▸ **Exercise prompt**:
Every line with "home" in it must be copied from the data.

▸ **Records**:

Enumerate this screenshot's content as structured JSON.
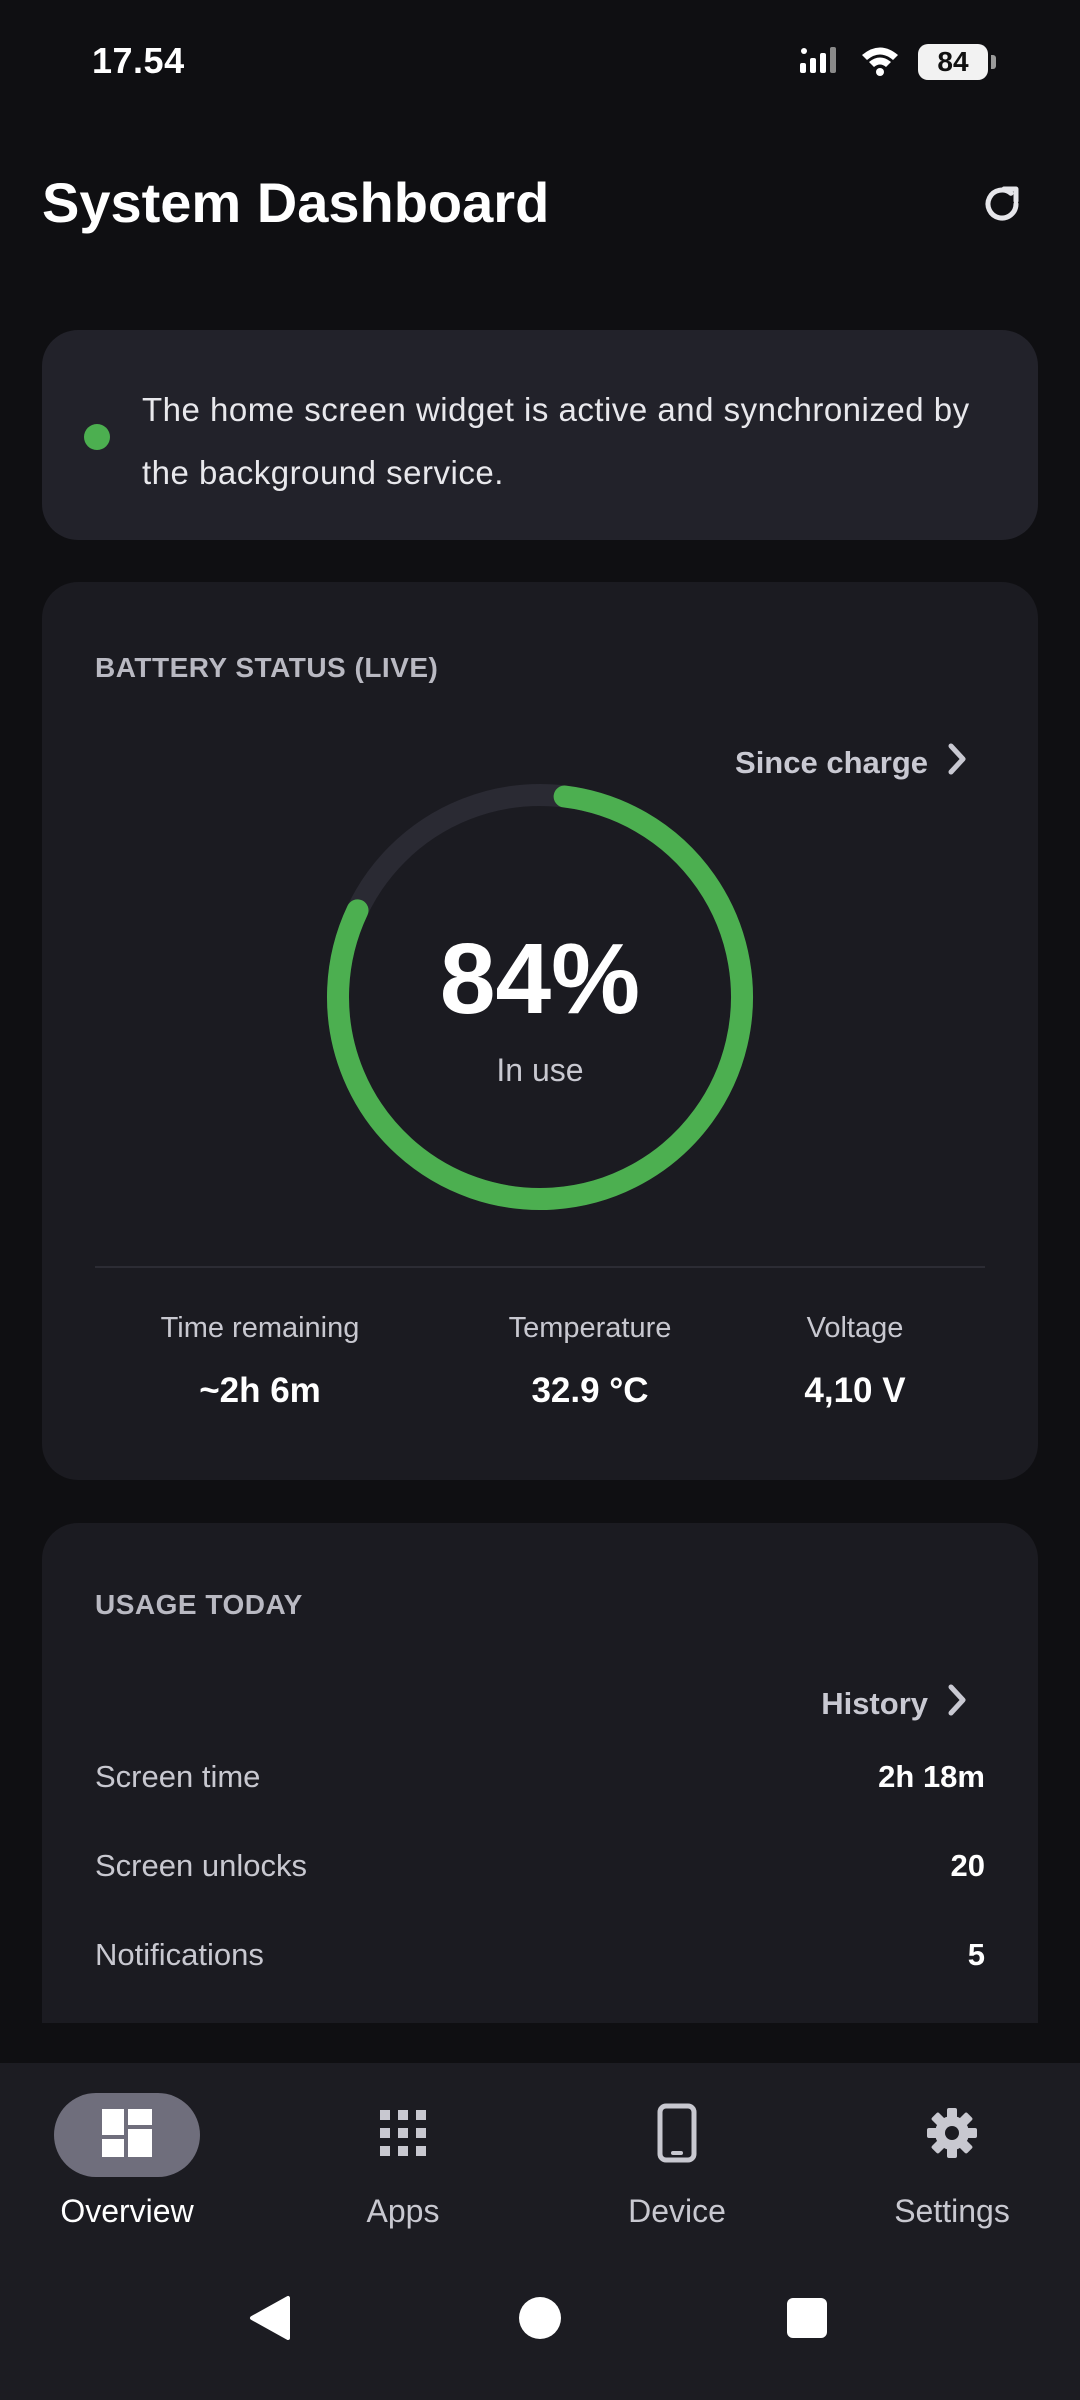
{
  "status_bar": {
    "time": "17.54",
    "battery_level": "84",
    "icons": [
      "signal-icon",
      "wifi-icon",
      "battery-icon"
    ]
  },
  "header": {
    "title": "System Dashboard",
    "refresh_icon": "refresh-icon"
  },
  "widget_info": {
    "text": "The home screen widget is active and synchronized by the background service.",
    "status_color": "#4caf50"
  },
  "battery": {
    "section_title": "BATTERY STATUS (LIVE)",
    "link_label": "Since charge",
    "percent_text": "84%",
    "percent_value": 84,
    "state": "In use",
    "ring_color": "#4caf50",
    "track_color": "#2a2a33",
    "stats": [
      {
        "label": "Time remaining",
        "value": "~2h 6m"
      },
      {
        "label": "Temperature",
        "value": "32.9 °C"
      },
      {
        "label": "Voltage",
        "value": "4,10 V"
      }
    ]
  },
  "usage": {
    "section_title": "USAGE TODAY",
    "link_label": "History",
    "rows": [
      {
        "label": "Screen time",
        "value": "2h 18m"
      },
      {
        "label": "Screen unlocks",
        "value": "20"
      },
      {
        "label": "Notifications",
        "value": "5"
      }
    ]
  },
  "bottom_nav": {
    "items": [
      {
        "label": "Overview",
        "icon": "dashboard-icon",
        "active": true
      },
      {
        "label": "Apps",
        "icon": "apps-grid-icon",
        "active": false
      },
      {
        "label": "Device",
        "icon": "phone-icon",
        "active": false
      },
      {
        "label": "Settings",
        "icon": "gear-icon",
        "active": false
      }
    ]
  },
  "system_nav": {
    "icons": [
      "back-icon",
      "home-icon",
      "recents-icon"
    ]
  }
}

▸ **Solution to the problem**:
    "text": "The home screen widget is active and synchronized by the background service.",
      "home-icon",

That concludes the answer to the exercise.